The latest salvo in the copyright lawsuit between the Ray Charles Foundation and seven of the late singer’s children finds the court ruling in favor of the children. The ruling allows them to reclaim copyrights on about 60 of Charles’ classic songs, including I Got a Woman, A Fool for You, Hallelujah I Love Her So and Mary Ann.
This represents a major financial loss to the charitable foundation to which the singer left all rights to his works. For his 12 children, Charles entered into an agreement in 2002, stipulating that each would receive an irrevocable trust for $500,000 and waive the right to make any further claims against his estate.

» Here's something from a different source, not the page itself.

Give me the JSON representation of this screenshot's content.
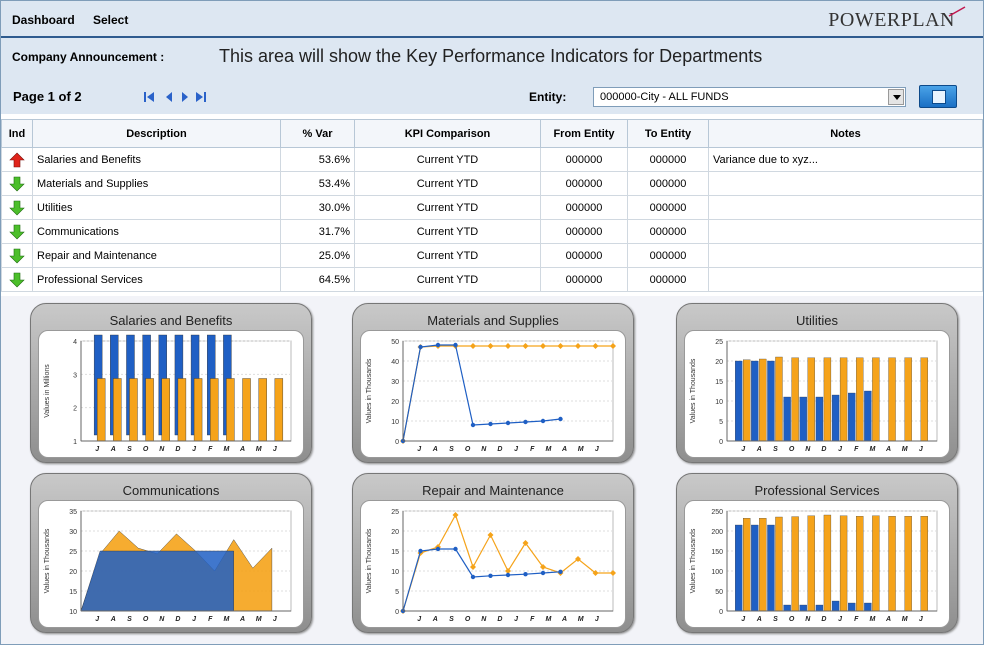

Following the singer’s death in 2004, seven of the 12 – represented by attorney Marc Toberoff – filed notices to terminate a copyright grant of the songs to Warner-Chappell Music in 2010.
While Warner-Chappell didn’t challenge the notices, the foundation sued the children in March 2012, claiming the termination notices were invalid and that the songs were works made for hire. Then in October 2012, the foundation changed positions and argued the songs weren’t made for hire.

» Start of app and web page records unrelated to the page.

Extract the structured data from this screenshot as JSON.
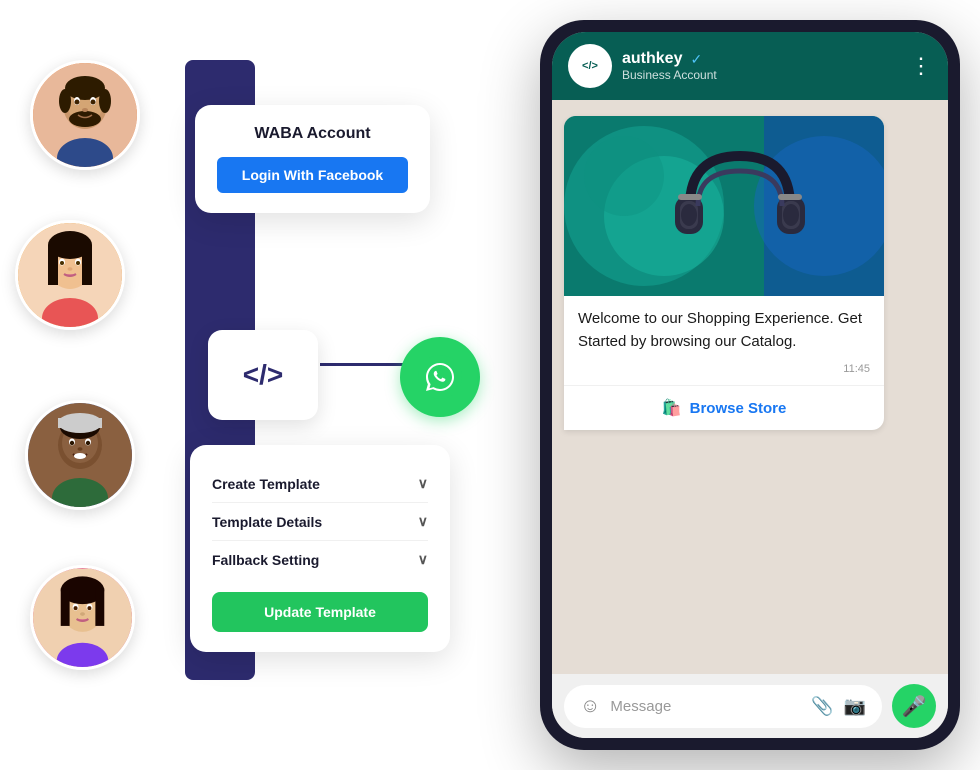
{
  "scene": {
    "background": "#ffffff"
  },
  "avatars": [
    {
      "id": "avatar-1",
      "colorClass": "av1",
      "emoji": "👨‍🦱"
    },
    {
      "id": "avatar-2",
      "colorClass": "av2",
      "emoji": "👩"
    },
    {
      "id": "avatar-3",
      "colorClass": "av3",
      "emoji": "👨🏾"
    },
    {
      "id": "avatar-4",
      "colorClass": "av4",
      "emoji": "👩🏻"
    }
  ],
  "waba_card": {
    "title": "WABA Account",
    "button_label": "Login With Facebook"
  },
  "code_box": {
    "text": "</>"
  },
  "template_card": {
    "rows": [
      {
        "label": "Create Template",
        "chevron": "∨"
      },
      {
        "label": "Template Details",
        "chevron": "∨"
      },
      {
        "label": "Fallback Setting",
        "chevron": "∨"
      }
    ],
    "button_label": "Update Template"
  },
  "phone": {
    "header": {
      "logo_text": "</>",
      "name": "authkey",
      "verified_icon": "✓",
      "subtitle": "Business Account",
      "menu_icon": "⋮"
    },
    "message": {
      "text": "Welcome to our Shopping Experience. Get Started by browsing our Catalog.",
      "time": "11:45",
      "action_icon": "🛍",
      "action_label": "Browse Store"
    },
    "input": {
      "emoji_icon": "☺",
      "placeholder": "Message",
      "attach_icon": "📎",
      "camera_icon": "📷",
      "mic_icon": "🎤"
    }
  }
}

A revision of the Copyright Act in 1976 gives authors the ability to reclaim their works assigned to publishers or other grantees after 35 years. Works made-for-hire, however, cannot be reclaimed.
Read more: Billboard